"The next night, after we had moved and arranged about having Al's trunks of books sent from the station, I looked up the word anniversary in my dictionary and told Madame that it was our first one. 'Impossible,' she shouted, glaring at me and then roaring with laughter when I said 'Month, not year.'"
-- M.F.K. Fisher, The Gastronomical Me
A Finger in Every Pie is one month old today. New arrivals in one's life are generally difficult to care for, because you have to learn so much about them. They require a great deal of love and attention -- but I must say, this baby is already quite rewarding. Many, many thanks to all who are reading and commenting -- it does make it seem worthwhile. My month-long free trial period with Typepad is now officially over, and I'm going to start paying for the privilege of doing this -- and I don't say that with irony, truly. It does feel like a privilege, and the quite nominal fee I'll cough up for the blog is worth every cent.
What I've discovered is that blogging is a marvelous thing. It gives me the opportunity to work out a little, stretch my limbs as a nascent writer -- even when so much else is happening all around, to me and because of me. Our lives constantly clamor for our attention -- loved ones, work, obligations of all kinds -- and many of us find that we need oases. But there are times when the usual ones -- the "something that's just for me" is lacking in the right spirit. I go to the gym or even to dance class, which I love, because it's good for me. It's a release, surely, but it doesn't always give me all the sustenance I need. In shopping some find their sanctuary, especially in large cities.
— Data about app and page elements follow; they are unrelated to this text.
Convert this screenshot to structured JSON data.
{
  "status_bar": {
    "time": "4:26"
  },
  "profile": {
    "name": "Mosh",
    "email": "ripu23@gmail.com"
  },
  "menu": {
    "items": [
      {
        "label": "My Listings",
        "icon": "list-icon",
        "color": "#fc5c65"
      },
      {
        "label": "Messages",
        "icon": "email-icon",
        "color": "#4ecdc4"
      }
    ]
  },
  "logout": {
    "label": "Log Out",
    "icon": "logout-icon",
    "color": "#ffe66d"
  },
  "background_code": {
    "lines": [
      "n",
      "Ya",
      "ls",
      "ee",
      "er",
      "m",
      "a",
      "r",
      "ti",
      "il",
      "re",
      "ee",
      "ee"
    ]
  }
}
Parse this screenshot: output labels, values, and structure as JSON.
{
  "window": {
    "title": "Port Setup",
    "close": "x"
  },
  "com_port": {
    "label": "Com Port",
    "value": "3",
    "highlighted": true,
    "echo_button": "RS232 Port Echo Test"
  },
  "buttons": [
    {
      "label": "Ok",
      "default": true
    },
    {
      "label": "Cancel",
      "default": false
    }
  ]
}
For others of us, though, it's fraught with economic ambivalence and the perils of decision-making -- something we do for necessity, not for recreation. Occasionally, in the right company, I can be persuaded to indulge in a brief bout of retail therapy; for the most part, however, shopping does not provide the hyacinths that feed my soul. Making art and/or music are worthy passions, and ones I'd like to be able to pursue more, but don't really have the venues right now -- a class, a choral group, others to create with. Cooking is wonderful -- it does feel both creative and nourishing on multiple levels. But this is something else.
I had thought at one point, more than a year ago, to try to collect a writers' group around me. I joined a group formed by someone else, but it fell apart with amazing speed. Something always came up for someone -- or for several someones -- and the whole project just quietly faded away. I hope someday to have a writers' group, and to have time and space to write about many things: food, education and its politics, literature for young people, adult fiction perhaps. For now, however, this works well. I love writing here, and I love reading comments and responding. I like the fact that I feel some obligation to post regularly, but that I don't have to meet a deadline or be pressured in any way. This is a good way to begin.
As for celebrations -- I've been doing quite a lot of that lately. And the fact that public schools are closed this week means that my days are free, although I'll have to attend a meeting and teach a grad class tomorrow. And that, my friends, means Time, blessed time for whatever I want -- which is celebration enough. It's so breathtakingly precious to have some days to myself. Today I cleaned out a few kitchen cabinets, straightened up some areas of ongoing cumulative mess and took a damp cloth to bits of grime on walls and fixtures. I was rewarded with the smug virtuous feeling that comes to those of us who are not cleaners by nature when we actually get off our nether regions and do something. God knows I'd rather be cooking. And doing other things. Later in the week we might actually go see a movie, hallelujah.
Yesterday was certainly a celebration of time to do what we will. G and I went for a long, beautiful snow walk in Central Park. I wanted to experience The Gates first hand, rather than just in passing. G can't stand them -- not his kind of art. To him they feel like an obstruction, an intrusion. And although I think the scope of the project is heraldic and rather glorious, I could see his point. At one point we wandered into a ravine where there were no bright safety-orange Gates. We followed the little stream that flows through the park, trickling over rocks and through old natural stone bridge tunnels designed by Vaux and Olmsted. We saw one cardinal, then several. I pointed out the differences between the male and the female. We realized that we were actually surrounded by cardinals -- and then we saw a downy woodpecker, right there in the middle of our city of eight million people. Perhaps one of the lessons of the Gates is that we'll appreciate the spine-melting beauty of our park even more once they're gone.
Earlier in the day I had made the delightful Cardamom-Cinnamon Buns posted by the extraordinary Moira over at Who Wants Seconds? (Her photo of these buns, by the way, is up for Does My Blog Look Good In This? Check it out.) I won't post my own photo of them, since both the actual buns and my picture of them are to Moira's what The Crackers are to The Gates.
In any case, the buns are quite, quite delicious, especially after a cold snow walk, especially with a cup or so of rich hot chocolate made with whole milk, a soupçon of cream, bittersweet chocolate and good cocoa...and topped with no less than 3 marshmallows per cup. We knew we could have that many, because we deserved them. The woodpecker and the cardinals told us so.